_EXERCISE BRIEF_: Each line of the data has to be retyped exactly as it is.

------ SUPPLIED ENTRIES ------

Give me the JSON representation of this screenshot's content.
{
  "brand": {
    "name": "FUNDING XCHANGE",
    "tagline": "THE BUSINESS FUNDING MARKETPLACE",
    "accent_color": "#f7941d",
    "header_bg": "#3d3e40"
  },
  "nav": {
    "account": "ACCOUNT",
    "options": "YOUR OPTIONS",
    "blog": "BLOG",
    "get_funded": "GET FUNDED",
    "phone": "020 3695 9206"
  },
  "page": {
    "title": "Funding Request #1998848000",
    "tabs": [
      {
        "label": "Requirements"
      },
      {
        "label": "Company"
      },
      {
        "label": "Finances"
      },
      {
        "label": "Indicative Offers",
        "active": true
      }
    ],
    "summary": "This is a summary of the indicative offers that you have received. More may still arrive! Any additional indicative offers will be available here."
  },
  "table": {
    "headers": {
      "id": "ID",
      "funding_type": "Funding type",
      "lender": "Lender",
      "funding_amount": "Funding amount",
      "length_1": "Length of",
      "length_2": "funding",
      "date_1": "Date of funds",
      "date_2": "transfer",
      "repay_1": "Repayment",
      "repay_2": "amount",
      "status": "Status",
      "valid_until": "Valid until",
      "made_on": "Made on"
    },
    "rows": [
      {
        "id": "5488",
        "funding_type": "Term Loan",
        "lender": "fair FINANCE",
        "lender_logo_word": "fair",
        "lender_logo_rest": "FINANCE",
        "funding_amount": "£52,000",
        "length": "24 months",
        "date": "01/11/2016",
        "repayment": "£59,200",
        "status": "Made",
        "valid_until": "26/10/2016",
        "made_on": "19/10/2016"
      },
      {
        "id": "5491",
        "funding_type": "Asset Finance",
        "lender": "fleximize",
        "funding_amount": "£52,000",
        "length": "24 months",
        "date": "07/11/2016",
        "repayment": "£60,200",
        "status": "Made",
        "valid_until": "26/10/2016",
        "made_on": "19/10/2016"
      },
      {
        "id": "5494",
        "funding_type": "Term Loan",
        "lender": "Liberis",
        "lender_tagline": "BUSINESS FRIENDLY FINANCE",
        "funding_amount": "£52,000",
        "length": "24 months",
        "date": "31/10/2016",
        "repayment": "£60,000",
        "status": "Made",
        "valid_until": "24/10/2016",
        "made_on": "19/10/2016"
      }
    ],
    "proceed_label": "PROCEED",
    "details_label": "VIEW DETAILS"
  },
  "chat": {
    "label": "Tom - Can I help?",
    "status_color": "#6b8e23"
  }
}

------

_SOLUTION_:
Give me the JSON representation of this screenshot's content.
{
  "brand": {
    "name": "FUNDING XCHANGE",
    "tagline": "THE BUSINESS FUNDING MARKETPLACE",
    "accent_color": "#f7941d",
    "header_bg": "#3d3e40"
  },
  "nav": {
    "account": "ACCOUNT",
    "options": "YOUR OPTIONS",
    "blog": "BLOG",
    "get_funded": "GET FUNDED",
    "phone": "020 3695 9206"
  },
  "page": {
    "title": "Funding Request #1998848000",
    "tabs": [
      {
        "label": "Requirements"
      },
      {
        "label": "Company"
      },
      {
        "label": "Finances"
      },
      {
        "label": "Indicative Offers",
        "active": true
      }
    ],
    "summary": "This is a summary of the indicative offers that you have received. More may still arrive! Any additional indicative offers will be available here."
  },
  "table": {
    "headers": {
      "id": "ID",
      "funding_type": "Funding type",
      "lender": "Lender",
      "funding_amount": "Funding amount",
      "length_1": "Length of",
      "length_2": "funding",
      "date_1": "Date of funds",
      "date_2": "transfer",
      "repay_1": "Repayment",
      "repay_2": "amount",
      "status": "Status",
      "valid_until": "Valid until",
      "made_on": "Made on"
    },
    "rows": [
      {
        "id": "5488",
        "funding_type": "Term Loan",
        "lender": "fair FINANCE",
        "lender_logo_word": "fair",
        "lender_logo_rest": "FINANCE",
        "funding_amount": "£52,000",
        "length": "24 months",
        "date": "01/11/2016",
        "repayment": "£59,200",
        "status": "Made",
        "valid_until": "26/10/2016",
        "made_on": "19/10/2016"
      },
      {
        "id": "5491",
        "funding_type": "Asset Finance",
        "lender": "fleximize",
        "funding_amount": "£52,000",
        "length": "24 months",
        "date": "07/11/2016",
        "repayment": "£60,200",
        "status": "Made",
        "valid_until": "26/10/2016",
        "made_on": "19/10/2016"
      },
      {
        "id": "5494",
        "funding_type": "Term Loan",
        "lender": "Liberis",
        "lender_tagline": "BUSINESS FRIENDLY FINANCE",
        "funding_amount": "£52,000",
        "length": "24 months",
        "date": "31/10/2016",
        "repayment": "£60,000",
        "status": "Made",
        "valid_until": "24/10/2016",
        "made_on": "19/10/2016"
      }
    ],
    "proceed_label": "PROCEED",
    "details_label": "VIEW DETAILS"
  },
  "chat": {
    "label": "Tom - Can I help?",
    "status_color": "#6b8e23"
  }
}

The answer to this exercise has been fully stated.